I wonder if Magpie quite had this in his mind, knowing that an Indian wag will take pot shots at that topic.

India was offered Dominion status by the British, but chose to go the Independent Republic route, while retaining a connection with Britain through the Commeonwealth.

Being an Anglophile, I used to believe that, that choice was a mistake and that India should not have become independent, particularly when, what the old Colonist Churchill’s prediction; “Power will go to rascals, rogues, freebooters; All leaders will be of low caliber & men of straw; They’ll have sweet tongues & silly hearts; They will fight amongst themselves for power & the two countries will be lost in political squabbles; A day would come when even air & water will be taxed.” came true.

I am not so sure now as I see Britain experiencing exactly the same predicament, that Churchill predicted for India and Pakistan. I wonder what that old warhorse will be feeling wherever he is.

What goes around, comes around?


Global warming and Climate change are two terms interchangeably used and or used to establish a cause effect relationship. I am not very well versed in this phenomenon but something that has been happening this year makes me want to learn more about it, and rather than interrupt what I am in the process of learning now, I shall save it for the immediate post surgery period in October.

In Maharashtra in India where I live, the rains traditionally should have left with the Visarjan festival which was on the 11th inst. As I write this, it is raining cats and dogs and the photograph on top and the one below are of the rain’s intensity in my small garden today. Our press reports that the monsoon has not withdrawn as usual, and is expected to continue till the end of September.

My regular reader, known to other readers as Cheerful Monk, has had forest fire followed by flash floods which caused much damage to her property. The Eastern Sea Board of the USA was lashed with hurricanes and the UK and Ireland have been lashed with high winds and rain the last two days. Texas is still experiencing bush fires due to drought conditions. In all these places, I have friends who have been affected one way or the other.

In Pakistan and North and North Eastern parts of India floods have been playing havoc and causing loss of lives and crops/property. Pakistan particularly has been experiencing much damage for the second year running.

My personal experience the last three years has been very erratic behaviour of the seasons in India and particularly where I live.

I believe that something needs to be done but as with most important matters regarding our earth and its inhabitants, politics plays an important part and I have decided to let events unfold and merely be a spectator. I suppose that I can afford to take that stance as unlike Cheerful Monk, I haven’t lost anything. Yet.

Endangered Species.

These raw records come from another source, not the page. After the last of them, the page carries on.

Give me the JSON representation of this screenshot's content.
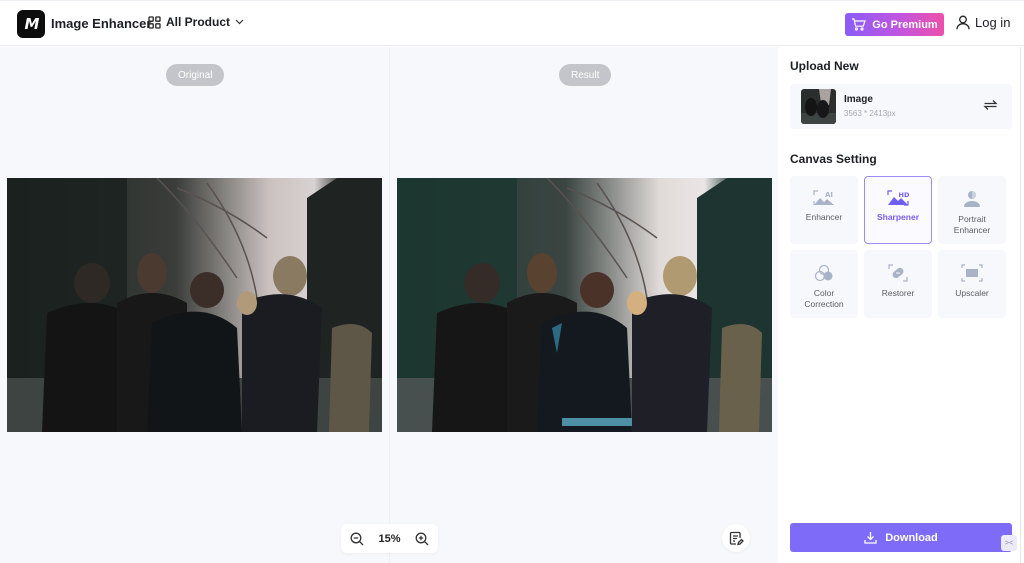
{
  "header": {
    "logo_text": "M",
    "app_title": "Image Enhancer",
    "products_label": "All Product",
    "premium_label": "Go Premium",
    "login_label": "Log in"
  },
  "canvas": {
    "original_label": "Original",
    "result_label": "Result",
    "zoom_level": "15%"
  },
  "panel": {
    "upload_title": "Upload New",
    "image": {
      "name": "Image",
      "dimensions": "3563 * 2413px"
    },
    "canvas_title": "Canvas Setting",
    "tools": [
      {
        "id": "enhancer",
        "label": "Enhancer",
        "icon": "ai-image-icon",
        "active": false
      },
      {
        "id": "sharpener",
        "label": "Sharpener",
        "icon": "hd-image-icon",
        "active": true
      },
      {
        "id": "portrait",
        "label": "Portrait Enhancer",
        "icon": "portrait-icon",
        "active": false
      },
      {
        "id": "color",
        "label": "Color Correction",
        "icon": "color-circles-icon",
        "active": false
      },
      {
        "id": "restorer",
        "label": "Restorer",
        "icon": "bandage-icon",
        "active": false
      },
      {
        "id": "upscaler",
        "label": "Upscaler",
        "icon": "expand-icon",
        "active": false
      }
    ],
    "download_label": "Download"
  },
  "colors": {
    "accent": "#7e6cf8",
    "premium_gradient_start": "#8a5cf6",
    "premium_gradient_end": "#ee4fa9",
    "canvas_bg": "#f7f8fc",
    "active_border": "#9c8cf5"
  }
}
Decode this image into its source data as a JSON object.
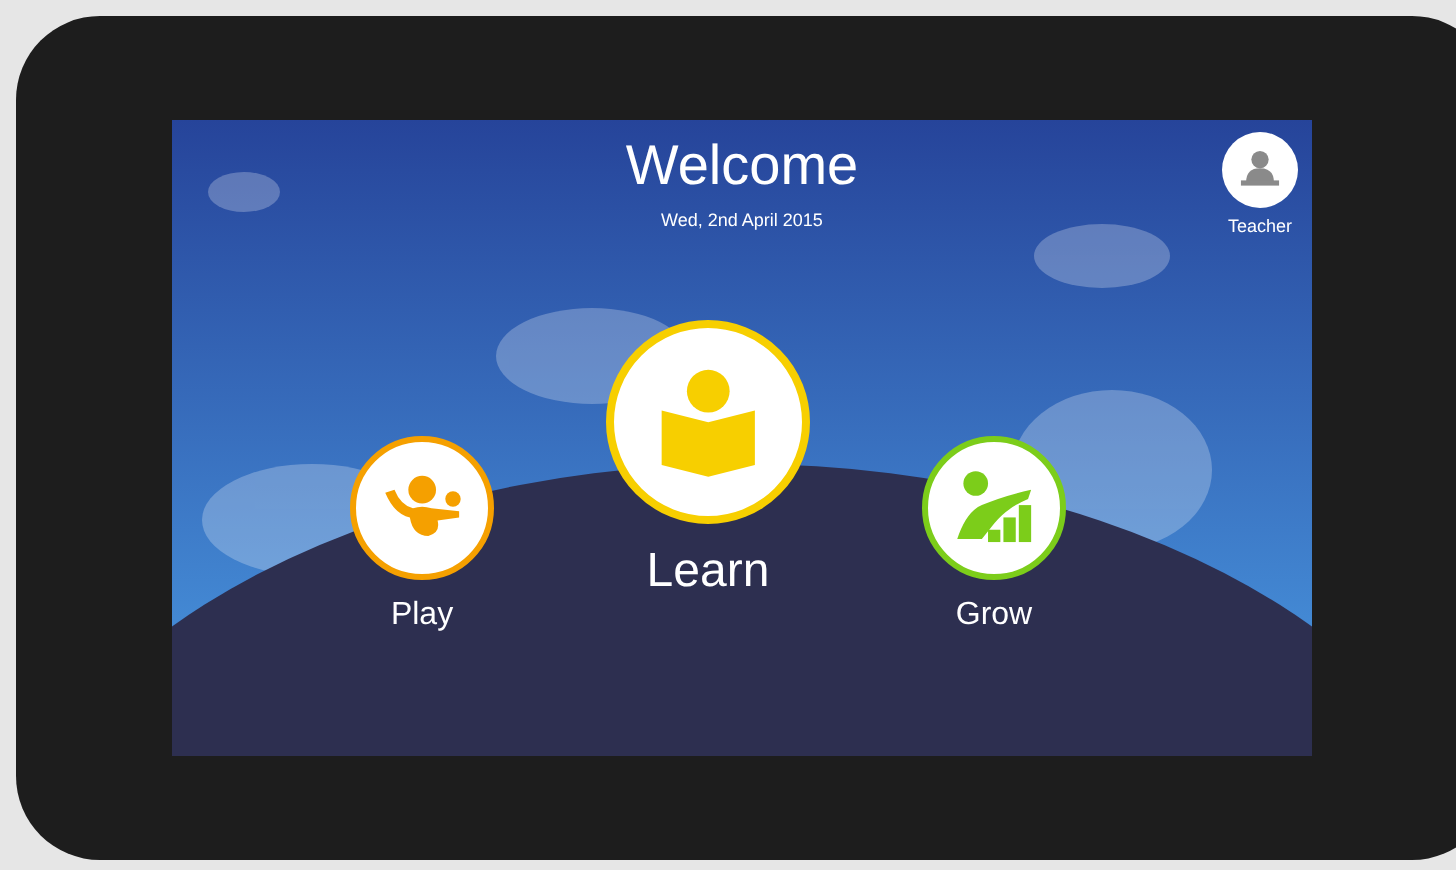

My class mate and friend Narasimha’s son in law Jyotirmoy Dey was murdered in broad day light yesterday. He was a journalist and a fearless reporter of crime and criminals in Mumbai. It is speculated that he paid the price for exposing a gang operating offshore oil robbery for sale onshore at low prices.

While I share Narasimha’s and his family’s grief at this time of shock, my mind goes to Pakistan where too a journalist was tortured and murdered, speculated to be, by the ISI. Enough has been written about that young brave soul, but what is more shocking to me is this story by Umar Cheema, another brave Pakistani journalist.

Suspicion points to criminal gangs in Mumbai and to the ISI in Pakistan. In the former, political nexus is never far away. Both countries have earned great distinctions.

Journalists seem to have become an endangered species in the sub continent.